Two hundred and sixty children from a kindergarten in Wuwei City, Gansu Province, were hospitalized due to food poisoning, according to a report by Xinhua News Agency published on September 21.
An employee of Shiyan Kindergarten confirmed the incident, but said the number of sick children were not as high as reported. When asked about the exact number of victims and the cause of the incident, the employee only answered, “We are not allowed to accept any interviews.” The manager of the kindergarten has been out of touch since the accident.
Wuwei City Public Security Bureau also confirmed the incident but refused to reveal any details. According to the employee who answered the phone, it would be up to “orders from above” when the details can be publicized.
The Chinese Communist Party usually categorizes food poisoning as “negative news” that should be avoided. Investigation outcomes for such incidents are not normally disclosed to the public, and people rarely find out if the officials in charge are punished. The unusually publicized report of this particular case by Xinhua News Agency has inspired suspicion that the situation is very serious.
Ma Xiaoming, a former news reporter of Shanxi Province TV Station, says this suggests the incident became so serious that the authorities were unable to cover it up. This incident affected more than 200 children and their families. The news spread quickly through their parents, hospitals, and sanitation units.
Usually, if it is able to, the Chinese Communist Party (CCP) would cover up and deceive the public, says Ma. If not, it would deal with the incident in a low-key manner or emphasize how effectively the government has handled the situation, so as to claim it as their “political achievement.” The authorities, instead of seriously taking their responsibilities, are mainly concerned with how to use the incidents to gild their images, says Ma.
According to Ma, food poisonings with various levels of risk and scales have been happening in China with high frequency.
“What we see from the news are only a few of the many cases,” he says.
“Food poisonings such as the accident in the kindergarten have occurred in many other places. I have several former classmates who have informed me of food poisonings in their schools.”
As for the causes, Ma comments, “There are most likely two possibilities. The first is some people are not content with society or the authorities, so they take revenge by releasing poison into people's foods. The other possibility is that the food itself may be out-of-date, contaminated, or adulterated with extra doses of antibiotics, antiseptics, food coloring, or even toxic chemicals in the manufacturing process.”

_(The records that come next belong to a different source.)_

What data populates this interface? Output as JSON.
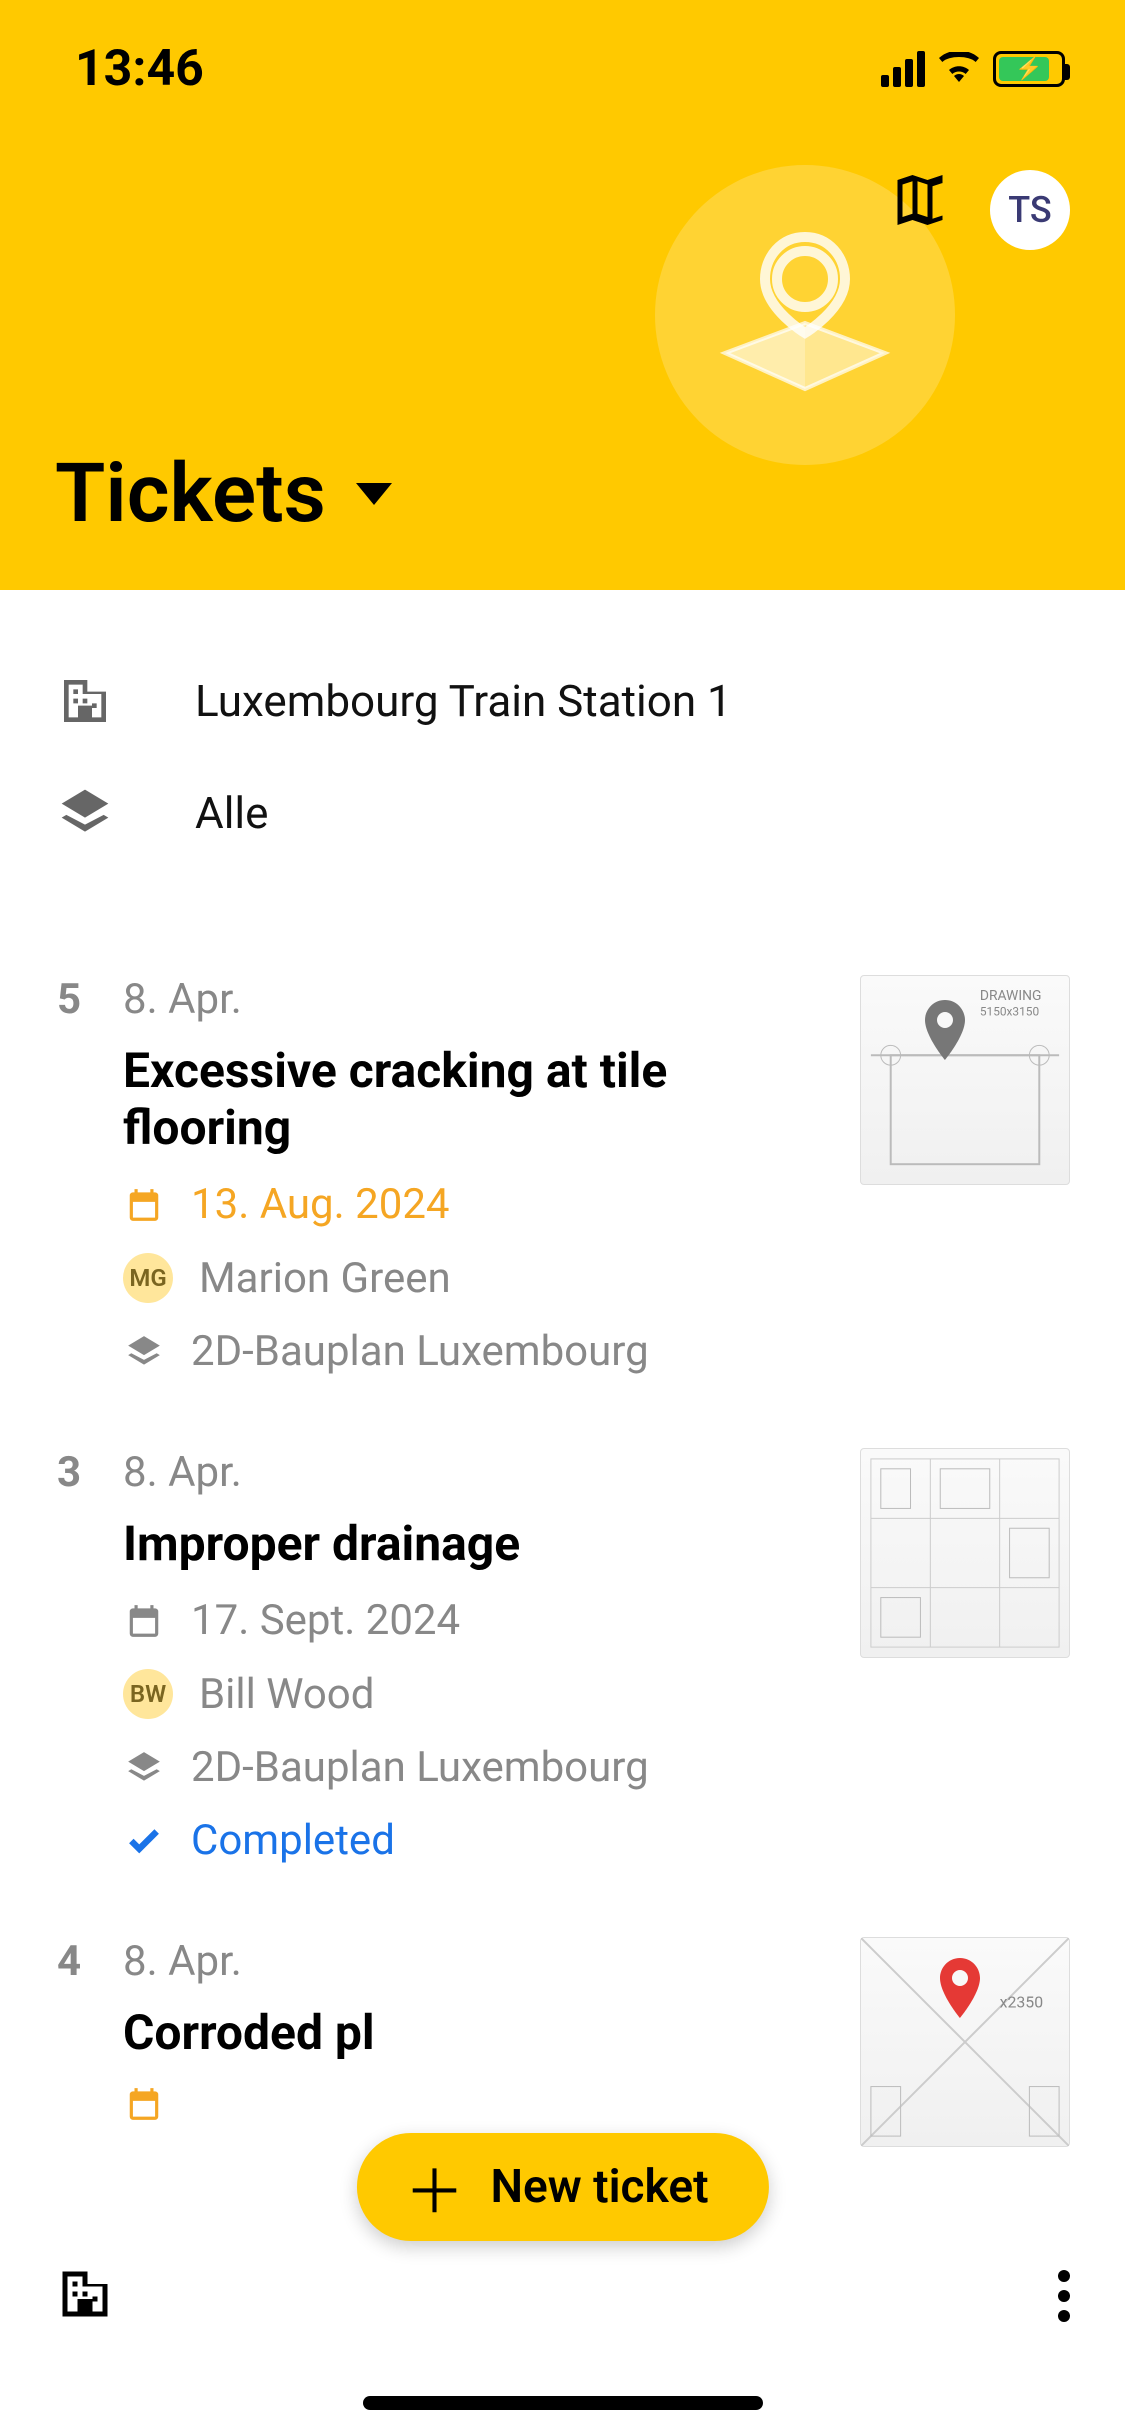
{
  "status_bar": {
    "time": "13:46"
  },
  "header": {
    "avatar_initials": "TS",
    "page_title": "Tickets"
  },
  "filters": {
    "project": "Luxembourg Train Station 1",
    "layer": "Alle"
  },
  "tickets": [
    {
      "number": "5",
      "short_date": "8. Apr.",
      "title": "Excessive cracking at tile flooring",
      "due_date": "13. Aug. 2024",
      "due_highlight": true,
      "assignee_initials": "MG",
      "assignee_name": "Marion Green",
      "plan": "2D-Bauplan Luxembourg",
      "status": null,
      "pin_color": "#777"
    },
    {
      "number": "3",
      "short_date": "8. Apr.",
      "title": "Improper drainage",
      "due_date": "17. Sept. 2024",
      "due_highlight": false,
      "assignee_initials": "BW",
      "assignee_name": "Bill Wood",
      "plan": "2D-Bauplan Luxembourg",
      "status": "Completed",
      "pin_color": null
    },
    {
      "number": "4",
      "short_date": "8. Apr.",
      "title": "Corroded pl",
      "due_date": "",
      "due_highlight": true,
      "assignee_initials": "",
      "assignee_name": "",
      "plan": "",
      "status": null,
      "pin_color": "#e53935"
    }
  ],
  "fab": {
    "label": "New ticket"
  }
}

Whichever scenario, Ma Xiaoming believes the Chinese communist regime should take the blame, because the regime has destroyed the social morality and decency in China, and has intensified social conflicts, which have resulted in numerous tragedies and calamities.
Zeng Ning, a news commentator from Guizhou Province, says that the reason behind the repeated food poisoning cases is deeply rooted in the current economic and political system.
Driven solely by economic interests, the supervising organizations pay no attention to food quality, which allows the low-quality and even counterfeit products to spread far and wide, Zeng Ning says.
Chinese residents do not have the right to be informed of, speak out against, or monitor what the authorities do. The root of the tragedies is the corruption and incompetency of the authorities, Zeng Ning says.
“Investigation outcomes are never disclosed,” remarks Zeng Ning.
“The incident usually ends without any follow up actions. The public never knows if the officials in charge are punished.”